◆ Problem to solve: In the entries below, find every line holding the string "value" and collect it.

◆ Material for this task:
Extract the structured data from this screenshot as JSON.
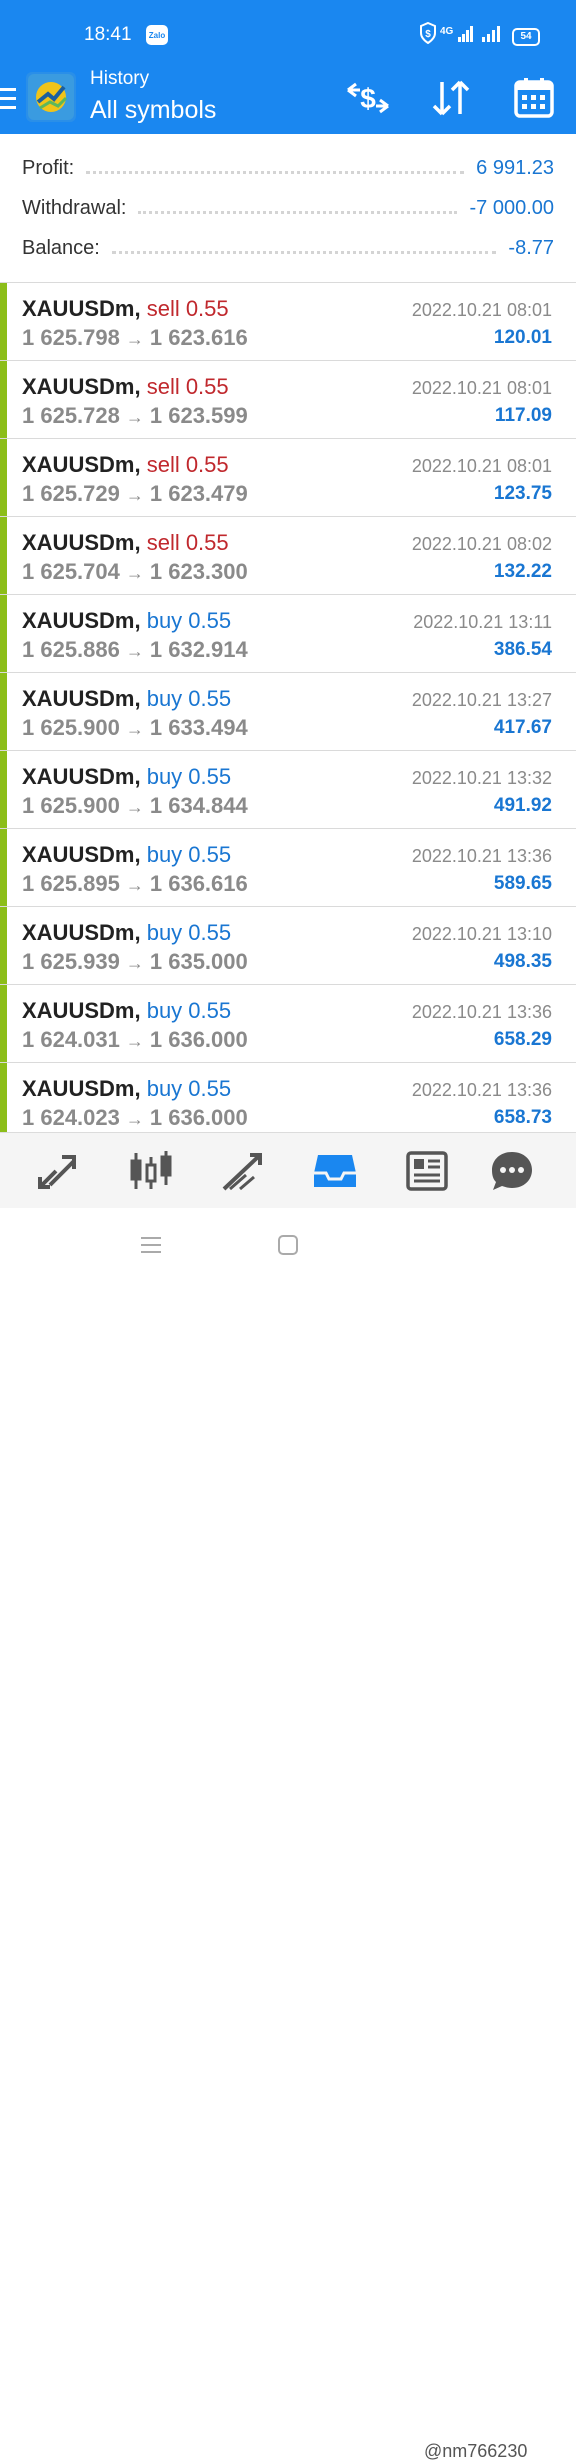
{
  "status_bar": {
    "time": "18:41",
    "zalo_label": "Zalo",
    "network_label": "4G",
    "battery": "54"
  },
  "app_bar": {
    "title": "History",
    "subtitle": "All symbols",
    "icons": [
      "menu-icon",
      "metatrader-logo",
      "currency-exchange-icon",
      "sort-icon",
      "calendar-icon"
    ]
  },
  "summary": [
    {
      "label": "Profit:",
      "value": "6 991.23"
    },
    {
      "label": "Withdrawal:",
      "value": "-7 000.00"
    },
    {
      "label": "Balance:",
      "value": "-8.77"
    }
  ],
  "deals": [
    {
      "symbol": "XAUUSDm,",
      "side": "sell 0.55",
      "type": "sell",
      "open": "1 625.798",
      "close": "1 623.616",
      "time": "2022.10.21 08:01",
      "profit": "120.01"
    },
    {
      "symbol": "XAUUSDm,",
      "side": "sell 0.55",
      "type": "sell",
      "open": "1 625.728",
      "close": "1 623.599",
      "time": "2022.10.21 08:01",
      "profit": "117.09"
    },
    {
      "symbol": "XAUUSDm,",
      "side": "sell 0.55",
      "type": "sell",
      "open": "1 625.729",
      "close": "1 623.479",
      "time": "2022.10.21 08:01",
      "profit": "123.75"
    },
    {
      "symbol": "XAUUSDm,",
      "side": "sell 0.55",
      "type": "sell",
      "open": "1 625.704",
      "close": "1 623.300",
      "time": "2022.10.21 08:02",
      "profit": "132.22"
    },
    {
      "symbol": "XAUUSDm,",
      "side": "buy 0.55",
      "type": "buy",
      "open": "1 625.886",
      "close": "1 632.914",
      "time": "2022.10.21 13:11",
      "profit": "386.54"
    },
    {
      "symbol": "XAUUSDm,",
      "side": "buy 0.55",
      "type": "buy",
      "open": "1 625.900",
      "close": "1 633.494",
      "time": "2022.10.21 13:27",
      "profit": "417.67"
    },
    {
      "symbol": "XAUUSDm,",
      "side": "buy 0.55",
      "type": "buy",
      "open": "1 625.900",
      "close": "1 634.844",
      "time": "2022.10.21 13:32",
      "profit": "491.92"
    },
    {
      "symbol": "XAUUSDm,",
      "side": "buy 0.55",
      "type": "buy",
      "open": "1 625.895",
      "close": "1 636.616",
      "time": "2022.10.21 13:36",
      "profit": "589.65"
    },
    {
      "symbol": "XAUUSDm,",
      "side": "buy 0.55",
      "type": "buy",
      "open": "1 625.939",
      "close": "1 635.000",
      "time": "2022.10.21 13:10",
      "profit": "498.35"
    },
    {
      "symbol": "XAUUSDm,",
      "side": "buy 0.55",
      "type": "buy",
      "open": "1 624.031",
      "close": "1 636.000",
      "time": "2022.10.21 13:36",
      "profit": "658.29"
    },
    {
      "symbol": "XAUUSDm,",
      "side": "buy 0.55",
      "type": "buy",
      "open": "1 624.023",
      "close": "1 636.000",
      "time": "2022.10.21 13:36",
      "profit": "658.73"
    }
  ],
  "bottom_nav": {
    "items": [
      "quotes-icon",
      "chart-icon",
      "trade-icon",
      "history-icon",
      "news-icon",
      "chat-icon"
    ],
    "active": "history-icon"
  },
  "colors": {
    "app_bar": "#1a87f0",
    "accent": "#1976d2",
    "sell": "#c0282d",
    "deal_edge": "#8cbe1a"
  },
  "watermark": "@nm766230"
}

◆ Response for this exercise:
      "value": "6 991.23"
      "value": "-7 000.00"
      "value": "-8.77"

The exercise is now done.